-- Opening Marker --

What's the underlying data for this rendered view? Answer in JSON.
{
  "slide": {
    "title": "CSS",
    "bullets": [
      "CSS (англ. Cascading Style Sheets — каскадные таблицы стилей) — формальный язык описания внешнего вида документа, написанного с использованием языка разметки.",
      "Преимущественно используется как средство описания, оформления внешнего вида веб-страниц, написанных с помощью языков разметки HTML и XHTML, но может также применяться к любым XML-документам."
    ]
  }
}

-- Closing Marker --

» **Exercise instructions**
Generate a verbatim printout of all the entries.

» **Answer section**
What's the underlying data for this rendered view? Answer in JSON.
{
  "slide": {
    "title": "CSS",
    "bullets": [
      "CSS (англ. Cascading Style Sheets — каскадные таблицы стилей) — формальный язык описания внешнего вида документа, написанного с использованием языка разметки.",
      "Преимущественно используется как средство описания, оформления внешнего вида веб-страниц, написанных с помощью языков разметки HTML и XHTML, но может также применяться к любым XML-документам."
    ]
  }
}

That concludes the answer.